After you have done a basic Python installation, you should start up the Python interpreter and start working through a Python language tutorial. On Mac or Linux you can do this by opening a terminal window (either plain or x11 on Mac) and simply typing the command python at the prompt. For more convenience, if you have idle installed, you can type the command idle instead, and you'll get a nicer interpreter window that auto-indents, allows you to edit several lines at a time, and colorizes according to Python grammar. You can also open an editor window, which allows you to write, edit, save and run your scripts. If you are logging in to a server to run Python, you need to be logged in from an xterm (using ssh -Y or maybe ssh -X) in order to use idle or any other thing that puts up graphics. On a Mac or on Windows, you can start up idle by double-clicking the idle icon, but Python may have some trouble finding the courseware modules when you start using them, depending on exactly where these modules were put; also, Python may not be able to display graphics that rely on the x11 windowing system. More information on writing and running scripts can be found in the tutorials linked below.

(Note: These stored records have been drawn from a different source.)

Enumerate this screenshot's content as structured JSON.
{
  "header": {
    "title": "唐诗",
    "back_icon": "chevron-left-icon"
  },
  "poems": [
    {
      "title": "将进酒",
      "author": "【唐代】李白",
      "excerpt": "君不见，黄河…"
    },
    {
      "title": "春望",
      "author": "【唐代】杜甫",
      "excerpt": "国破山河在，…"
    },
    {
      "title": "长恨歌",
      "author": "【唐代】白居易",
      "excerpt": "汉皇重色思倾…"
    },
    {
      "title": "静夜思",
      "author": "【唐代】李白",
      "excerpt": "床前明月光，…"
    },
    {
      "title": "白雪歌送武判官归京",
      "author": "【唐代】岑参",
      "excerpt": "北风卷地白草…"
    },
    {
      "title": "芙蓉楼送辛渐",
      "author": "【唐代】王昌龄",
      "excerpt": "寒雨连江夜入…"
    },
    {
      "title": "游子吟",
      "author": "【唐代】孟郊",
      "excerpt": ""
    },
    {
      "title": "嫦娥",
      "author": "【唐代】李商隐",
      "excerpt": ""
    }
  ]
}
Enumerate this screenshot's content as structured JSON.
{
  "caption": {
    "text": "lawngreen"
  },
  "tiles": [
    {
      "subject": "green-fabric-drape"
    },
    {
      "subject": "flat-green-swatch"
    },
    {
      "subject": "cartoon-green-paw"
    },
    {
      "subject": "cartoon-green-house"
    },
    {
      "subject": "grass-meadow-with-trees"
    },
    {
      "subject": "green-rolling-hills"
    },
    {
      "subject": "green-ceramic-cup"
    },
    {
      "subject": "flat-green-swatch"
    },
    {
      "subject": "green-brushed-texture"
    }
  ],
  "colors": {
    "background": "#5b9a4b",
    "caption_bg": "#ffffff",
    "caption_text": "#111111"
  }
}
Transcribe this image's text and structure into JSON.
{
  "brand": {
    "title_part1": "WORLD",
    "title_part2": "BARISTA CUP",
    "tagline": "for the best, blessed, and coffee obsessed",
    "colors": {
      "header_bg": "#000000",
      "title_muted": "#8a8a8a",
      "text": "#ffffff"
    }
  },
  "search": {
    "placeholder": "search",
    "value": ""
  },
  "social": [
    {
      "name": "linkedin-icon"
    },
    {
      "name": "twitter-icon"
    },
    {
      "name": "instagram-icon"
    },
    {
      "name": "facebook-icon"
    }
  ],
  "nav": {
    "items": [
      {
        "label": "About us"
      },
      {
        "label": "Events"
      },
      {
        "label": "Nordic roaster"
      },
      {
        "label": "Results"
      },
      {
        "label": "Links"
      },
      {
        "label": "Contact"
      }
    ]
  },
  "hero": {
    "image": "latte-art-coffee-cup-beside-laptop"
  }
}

Resources for learning Python
- My own quick-start introduction to Python for physical scientists (updated 9/30/2010) is here. I will be making further updates to this soon, so stay tuned and check back from time to time.
- A comprehensive online reference to setting up and using Python, as well as documentation of the Python language (including many useful tutorials) can be found here. The Tutorial is especially recommended for beginners.
- The entire Dive into Python book is available online here. It has a good discussion of how to install and run Python on your own computer. It is also a good general reference on the Python language.
- Online is great, but sometimes paper is even better. If you'd like to buy a physical book to help you with Python, I can recommend the following:
- Magnus Lee Hetland Practical Python. Apress
- Hans Petter Langtangen Python Scripting for Computational Science. Springer. (Recommended especially for Python programmers seeking a master of more advanced topics. This book has good coverage of techniques for using compiled c, c++ or Fortran routines for extending Python. )
- You can also buy a physical copy of Dive into Python
[**These just illustrate basic Python syntax and use of numpy. For example scripts illustrating use of the courseware, see the Courseware page. ]